The Statute of Westminsterwas not adopted by the Commonwealth of Australia until the 9th October 1942 (Statute of Westminster Adoption Act 1942, No. 56 of 1942), but even prior to its adoption, it could be said that ‘the Dominions possess the constitutional right as against Great Britain (1) to exercise full legislative, executive and judicial authority in respect of their domestic affairs and also (2) to deal fully with external affairs and for that purpose to enter to the extent they think fit into all or any relations with foreign powers’ (see ‘The British Dominions as Mandatories’ by Dr. H.V. Evatt (then a Justice of the High Court of Australia) in Proceedings (1933) of the Australian and New Zealand Society of International Law, Vol. 1 at p. 35).

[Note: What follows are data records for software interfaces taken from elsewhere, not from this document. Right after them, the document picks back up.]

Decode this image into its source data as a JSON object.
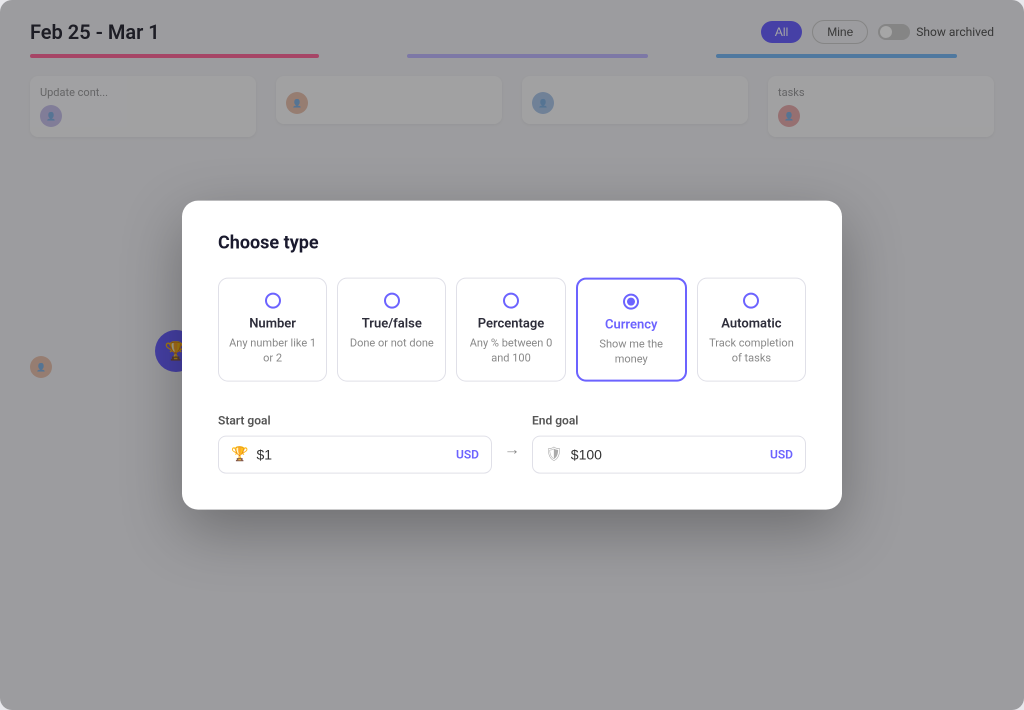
{
  "dashboard": {
    "date_range": "Feb 25 - Mar 1",
    "tab_all": "All",
    "tab_mine": "Mine",
    "toggle_label": "Show archived",
    "cards": [
      {
        "text": "Update cont...",
        "id": "c1"
      },
      {
        "text": "tasks",
        "id": "c2"
      }
    ]
  },
  "modal": {
    "title": "Choose type",
    "options": [
      {
        "id": "number",
        "name": "Number",
        "desc": "Any number like 1 or 2",
        "selected": false
      },
      {
        "id": "true_false",
        "name": "True/false",
        "desc": "Done or not done",
        "selected": false
      },
      {
        "id": "percentage",
        "name": "Percentage",
        "desc": "Any % between 0 and 100",
        "selected": false
      },
      {
        "id": "currency",
        "name": "Currency",
        "desc": "Show me the money",
        "selected": true
      },
      {
        "id": "automatic",
        "name": "Automatic",
        "desc": "Track completion of tasks",
        "selected": false
      }
    ],
    "start_goal": {
      "label": "Start goal",
      "value": "$1",
      "currency": "USD"
    },
    "end_goal": {
      "label": "End goal",
      "value": "$100",
      "currency": "USD"
    }
  },
  "icons": {
    "trophy": "🏆",
    "shield": "🛡",
    "arrow_right": "→"
  }
}
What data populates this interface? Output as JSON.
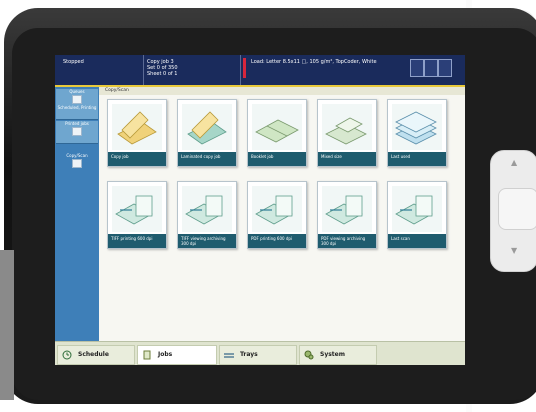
{
  "status_bar": {
    "state": "Stopped",
    "job_title": "Copy job 3",
    "job_line2": "Set 0 of 350",
    "job_line3": "Sheet 0 of 1",
    "load_label": "Load:",
    "load_value": "Letter 8.5x11 □, 105 g/m², TopCoder, White"
  },
  "breadcrumb": "Copy/Scan",
  "sidebar": {
    "items": [
      {
        "label": "Queues",
        "sub": "Scheduled, Printing"
      },
      {
        "label": "Printed jobs",
        "sub": ""
      },
      {
        "label": "Copy/Scan",
        "sub": ""
      }
    ]
  },
  "tiles": [
    {
      "label": "Copy job",
      "icon": "copy-icon"
    },
    {
      "label": "Laminated copy job",
      "icon": "laminated-copy-icon"
    },
    {
      "label": "Booklet job",
      "icon": "booklet-icon"
    },
    {
      "label": "Mixed size",
      "icon": "mixed-size-icon"
    },
    {
      "label": "Last used",
      "icon": "last-used-icon"
    },
    {
      "label": "TIFF printing 600 dpi",
      "icon": "scan-to-file-icon"
    },
    {
      "label": "TIFF viewing archiving 300 dpi",
      "icon": "scan-to-file-icon"
    },
    {
      "label": "PDF printing 600 dpi",
      "icon": "scan-to-file-icon"
    },
    {
      "label": "PDF viewing archiving 300 dpi",
      "icon": "scan-to-file-icon"
    },
    {
      "label": "Last scan",
      "icon": "scan-to-file-icon"
    }
  ],
  "bottom_tabs": [
    {
      "label": "Schedule",
      "icon": "clock-icon"
    },
    {
      "label": "Jobs",
      "icon": "jobs-icon"
    },
    {
      "label": "Trays",
      "icon": "trays-icon"
    },
    {
      "label": "System",
      "icon": "gears-icon"
    }
  ],
  "colors": {
    "status_bar": "#1a2b5c",
    "sidebar": "#3e7fb8",
    "tile_caption": "#1f5c6e",
    "accent_yellow": "#e9c93a",
    "accent_red": "#d7263d"
  }
}
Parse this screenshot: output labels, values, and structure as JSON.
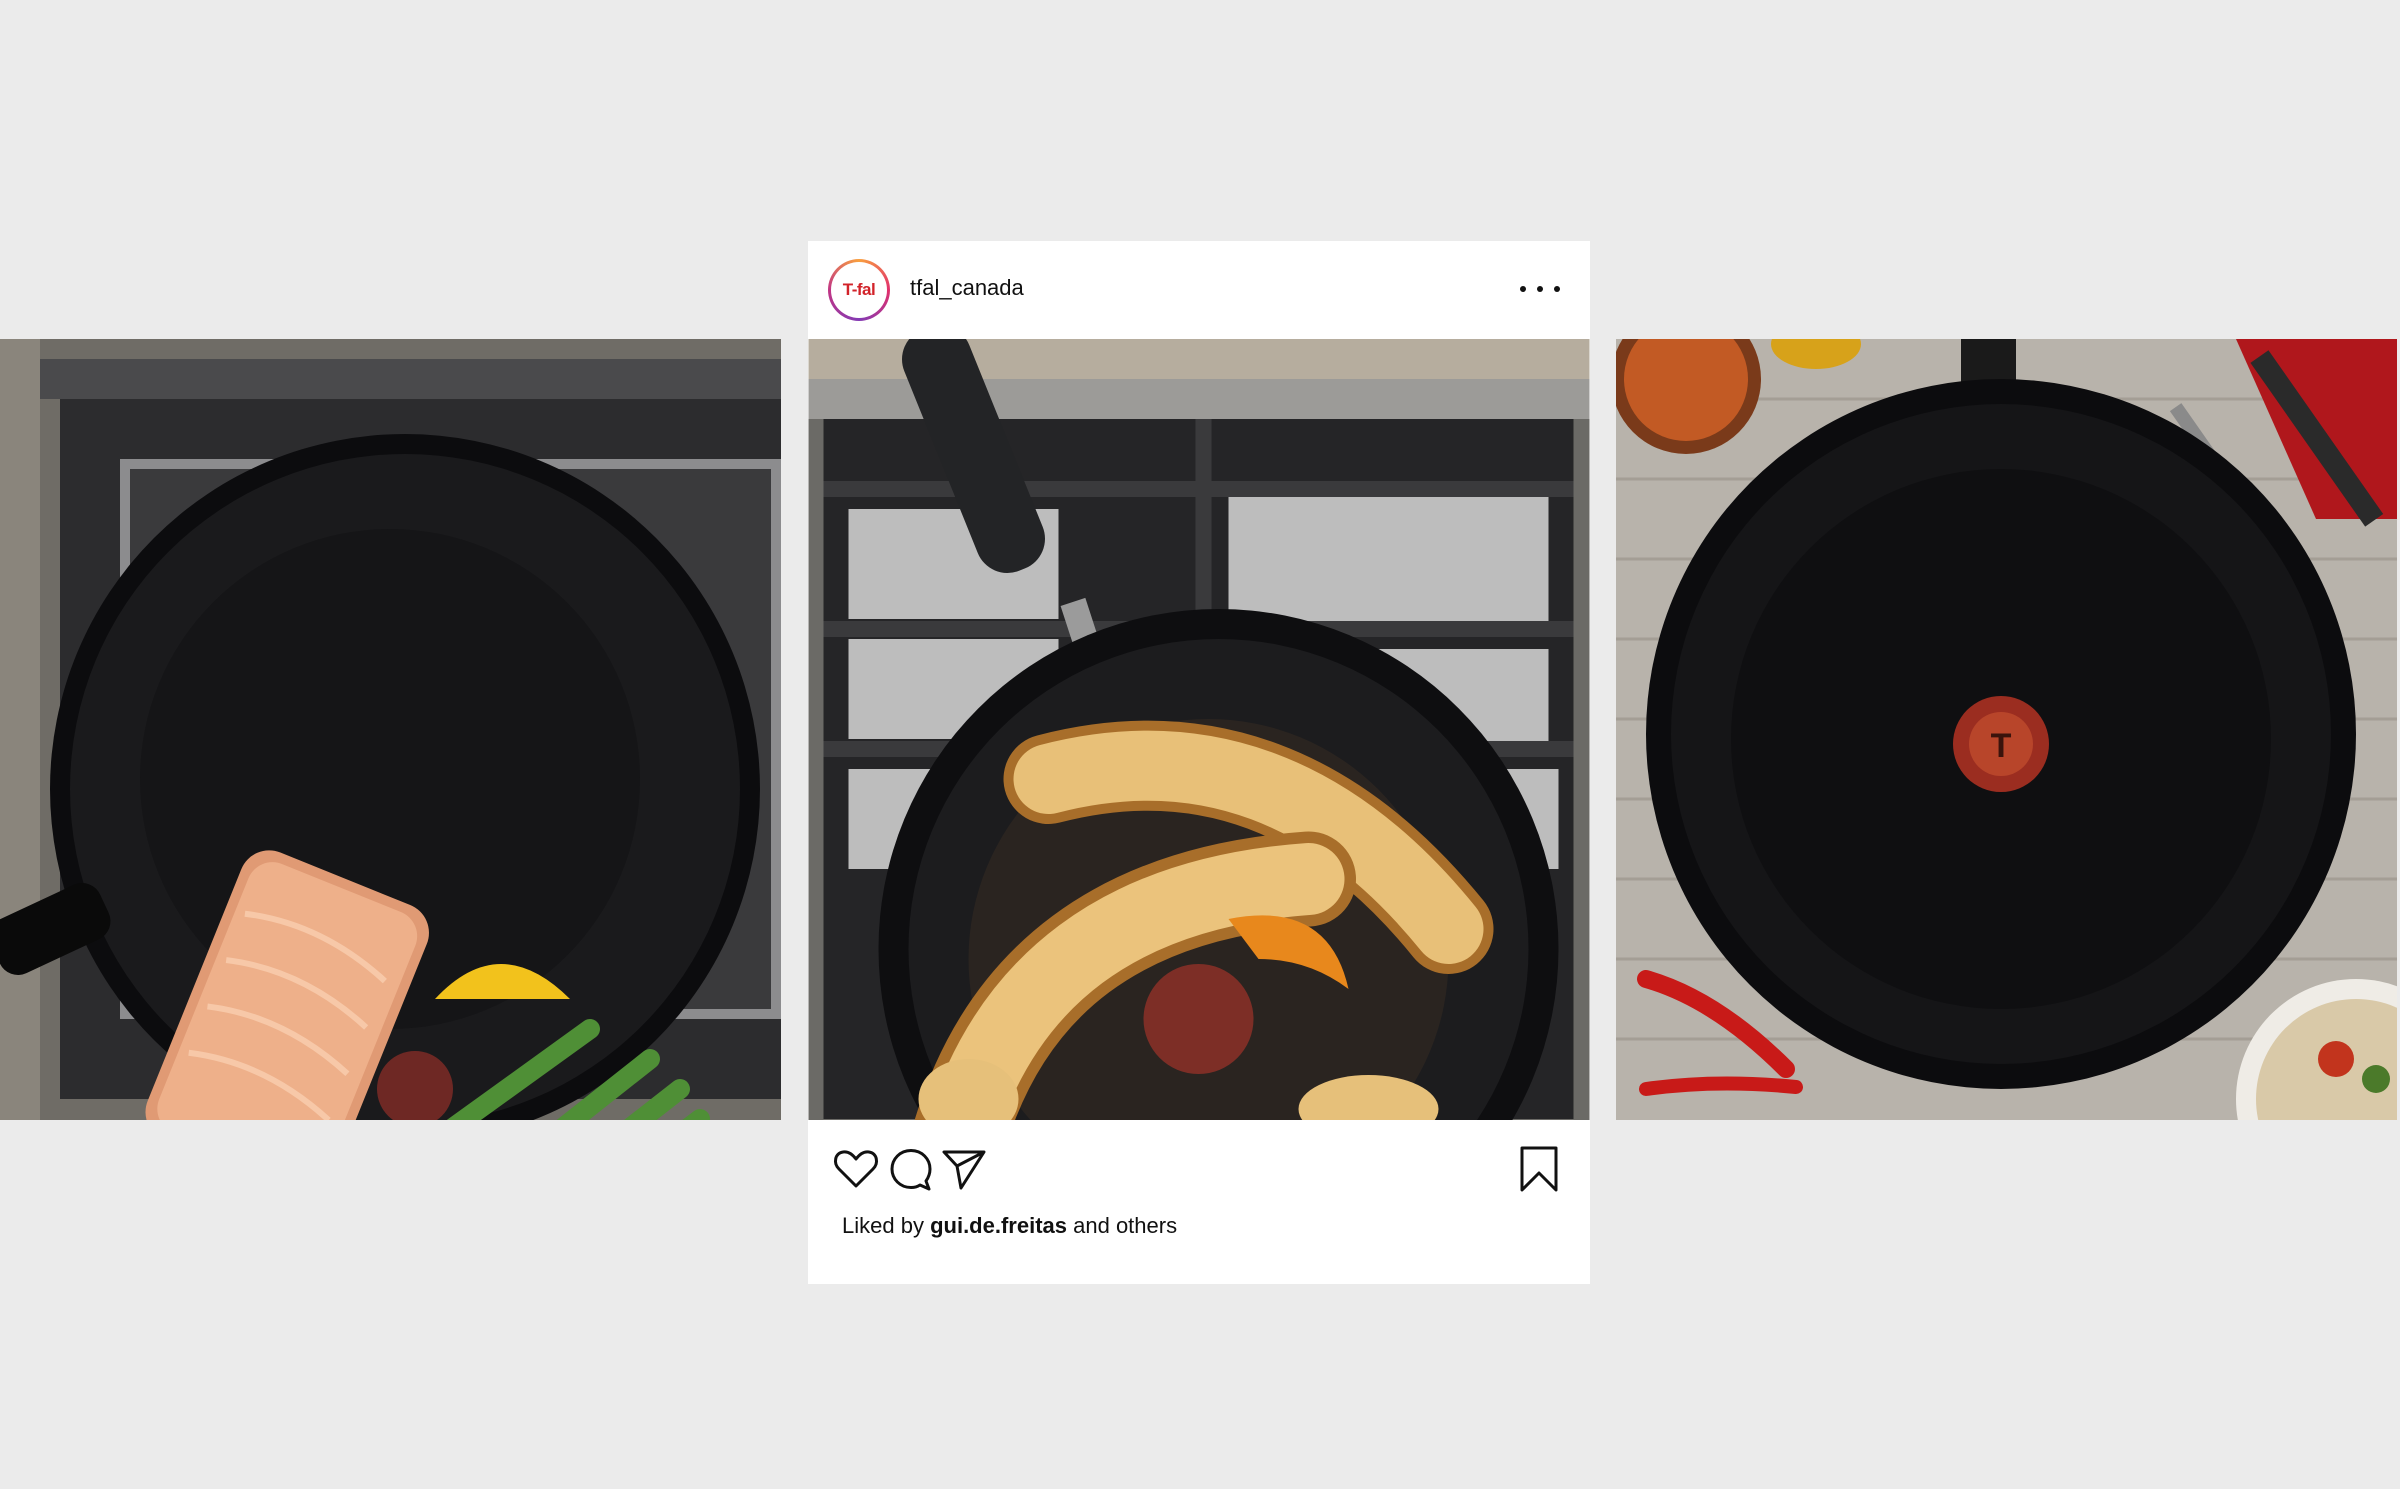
{
  "post": {
    "username": "tfal_canada",
    "avatar_logo_text": "T-fal",
    "likes": {
      "prefix": "Liked by",
      "user": "gui.de.freitas",
      "suffix": "and others"
    },
    "icons": {
      "more": "more-options-icon",
      "like": "heart-icon",
      "comment": "comment-icon",
      "share": "paper-plane-icon",
      "save": "bookmark-icon"
    }
  },
  "colors": {
    "background": "#ebebeb",
    "brand_red": "#d2232a",
    "pan": "#141416"
  }
}
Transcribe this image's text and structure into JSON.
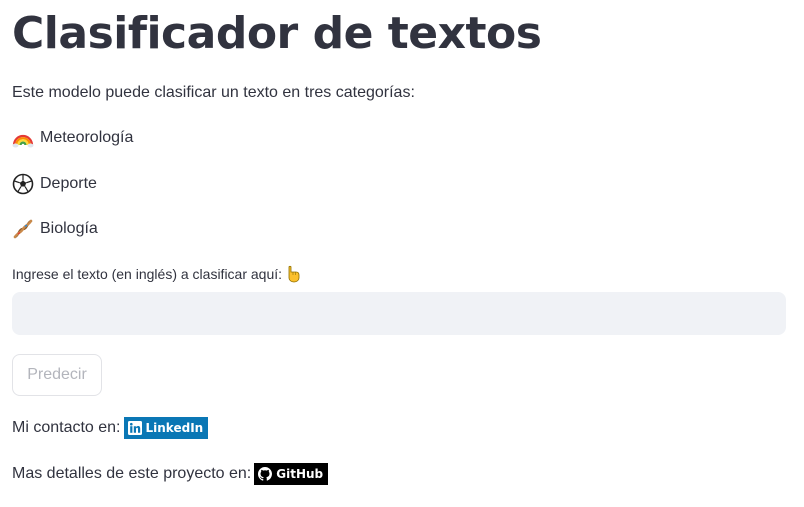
{
  "header": {
    "title": "Clasificador de textos"
  },
  "intro": {
    "text": "Este modelo puede clasificar un texto en tres categorías:"
  },
  "categories": [
    {
      "icon": "rainbow-icon",
      "label": "Meteorología"
    },
    {
      "icon": "soccer-ball-icon",
      "label": "Deporte"
    },
    {
      "icon": "dna-icon",
      "label": "Biología"
    }
  ],
  "input": {
    "label": "Ingrese el texto (en inglés) a clasificar aquí:",
    "label_icon": "pointing-down-hand-icon",
    "value": "",
    "placeholder": ""
  },
  "predict_button": {
    "label": "Predecir",
    "state": "disabled"
  },
  "contact": {
    "text": "Mi contacto en:",
    "badge_label": "LinkedIn",
    "badge_icon": "linkedin-icon",
    "badge_color": "#0a77b5"
  },
  "project": {
    "text": "Mas detalles de este proyecto en:",
    "badge_label": "GitHub",
    "badge_icon": "github-icon",
    "badge_color": "#000000"
  },
  "colors": {
    "text": "#31333f",
    "input_bg": "#f0f2f6",
    "button_border": "#e2e3e7",
    "button_text_disabled": "#b3b5bc"
  }
}
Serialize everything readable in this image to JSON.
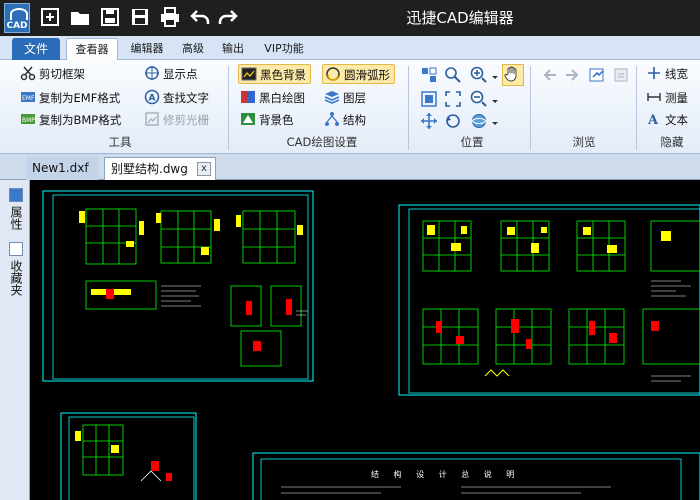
{
  "titlebar": {
    "app_icon_label": "CAD",
    "title": "迅捷CAD编辑器",
    "quick_access": [
      "new-icon",
      "open-folder-icon",
      "save-icon",
      "save-as-icon",
      "print-icon",
      "undo-icon",
      "redo-icon"
    ]
  },
  "ribbon_tabs": {
    "file": "文件",
    "viewer": "查看器",
    "editor": "编辑器",
    "advanced": "高级",
    "output": "输出",
    "vip": "VIP功能"
  },
  "tools_group": {
    "label": "工具",
    "clip_frame": "剪切框架",
    "copy_emf": "复制为EMF格式",
    "copy_bmp": "复制为BMP格式",
    "show_points": "显示点",
    "find_text": "查找文字",
    "trim_raster": "修剪光栅"
  },
  "cad_settings_group": {
    "label": "CAD绘图设置",
    "black_background": "黑色背景",
    "bw_drawing": "黑白绘图",
    "background_color": "背景色",
    "smooth_arc": "圆滑弧形",
    "layers": "图层",
    "structure": "结构"
  },
  "position_group": {
    "label": "位置"
  },
  "browse_group": {
    "label": "浏览"
  },
  "hide_group": {
    "label": "隐藏",
    "linewidth": "线宽",
    "measure": "测量",
    "text": "文本"
  },
  "doc_tabs": {
    "tab1": "New1.dxf",
    "tab2": "别墅结构.dwg",
    "close": "x"
  },
  "side_panel": {
    "properties": "属性",
    "favorites": "收藏夹"
  },
  "drawing": {
    "notes_title": "结 构 设 计 总 说 明"
  },
  "colors": {
    "ribbon_bg": "#e3ecf8",
    "file_tab": "#2b6cb8",
    "canvas_bg": "#000000",
    "frame": "#00ffff",
    "cad_yellow": "#ffff00",
    "cad_red": "#ff0000",
    "cad_green": "#00ff00",
    "cad_white": "#ffffff"
  }
}
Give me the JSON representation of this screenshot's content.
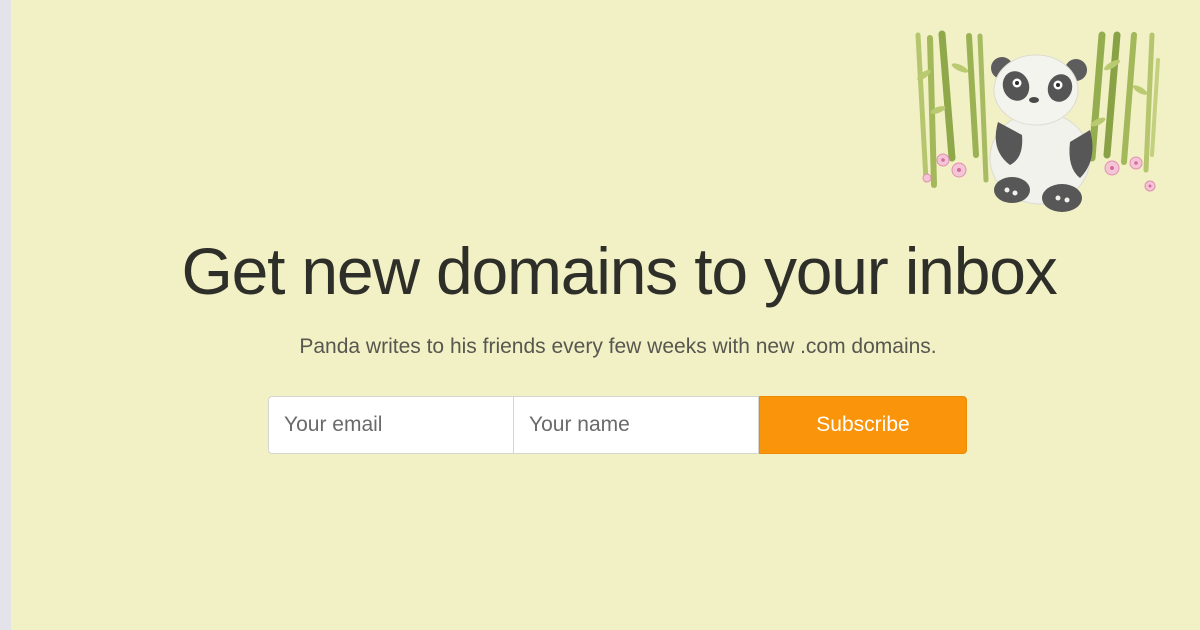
{
  "hero": {
    "headline": "Get new domains to your inbox",
    "subtitle": "Panda writes to his friends every few weeks with new .com domains."
  },
  "form": {
    "email_placeholder": "Your email",
    "name_placeholder": "Your name",
    "subscribe_label": "Subscribe"
  },
  "illustration": {
    "icon": "panda-with-bamboo-icon"
  },
  "colors": {
    "background": "#f2f0c5",
    "accent": "#fa940a",
    "heading_text": "#2f2f2a",
    "body_text": "#57574f"
  }
}
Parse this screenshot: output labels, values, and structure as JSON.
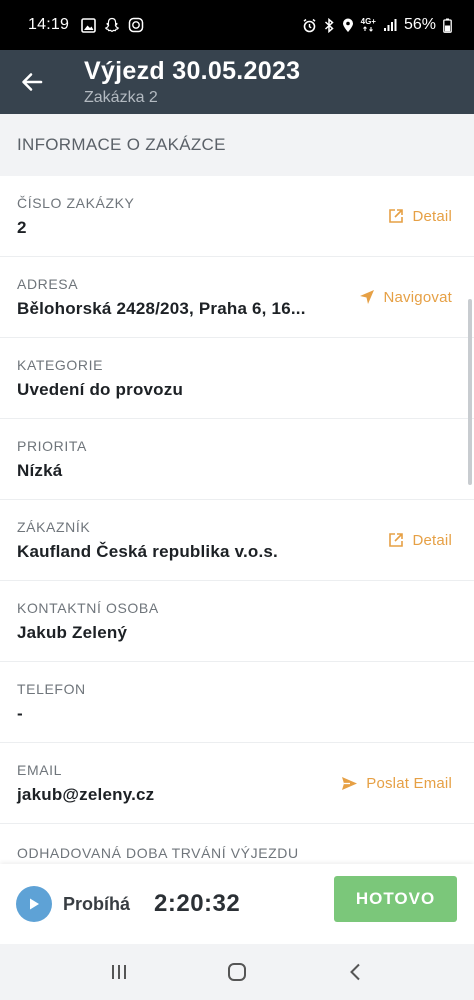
{
  "status_bar": {
    "time": "14:19",
    "network_label": "4G+",
    "battery_percent": "56%"
  },
  "app_bar": {
    "title": "Výjezd 30.05.2023",
    "subtitle": "Zakázka 2"
  },
  "section": {
    "header": "INFORMACE O ZAKÁZCE"
  },
  "fields": [
    {
      "label": "ČÍSLO ZAKÁZKY",
      "value": "2",
      "action": "Detail",
      "action_icon": "open-external-icon"
    },
    {
      "label": "ADRESA",
      "value": "Bělohorská 2428/203, Praha 6, 16...",
      "action": "Navigovat",
      "action_icon": "navigation-arrow-icon"
    },
    {
      "label": "KATEGORIE",
      "value": "Uvedení do provozu"
    },
    {
      "label": "PRIORITA",
      "value": "Nízká"
    },
    {
      "label": "ZÁKAZNÍK",
      "value": "Kaufland Česká republika v.o.s.",
      "action": "Detail",
      "action_icon": "open-external-icon"
    },
    {
      "label": "KONTAKTNÍ OSOBA",
      "value": "Jakub Zelený"
    },
    {
      "label": "TELEFON",
      "value": "-"
    },
    {
      "label": "EMAIL",
      "value": "jakub@zeleny.cz",
      "action": "Poslat Email",
      "action_icon": "send-icon"
    },
    {
      "label": "ODHADOVANÁ DOBA TRVÁNÍ VÝJEZDU"
    }
  ],
  "bottom_bar": {
    "status_label": "Probíhá",
    "timer": "2:20:32",
    "done_button": "HOTOVO"
  },
  "colors": {
    "app_bar_bg": "#37434e",
    "accent_orange": "#e6a045",
    "done_green": "#7bc77a",
    "play_blue": "#5ea2d6"
  }
}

A recent authoritative pronouncement of the Australian view of the Commonwealth’s juridical status is contained in an article entitled ‘Risks of a Big Power Peace’ by Dr. Evatt, now Attorney-General of the Commonwealth, in ‘Foreign Affairs’, an American Quarterly Review, in its issue of January, 1946, where he says: ‘They (the Dominions) are still united (with the United Kingdom) by bonds of both kinship and kingship. Their common allegiance to the King is not a fiction but an enduring reality.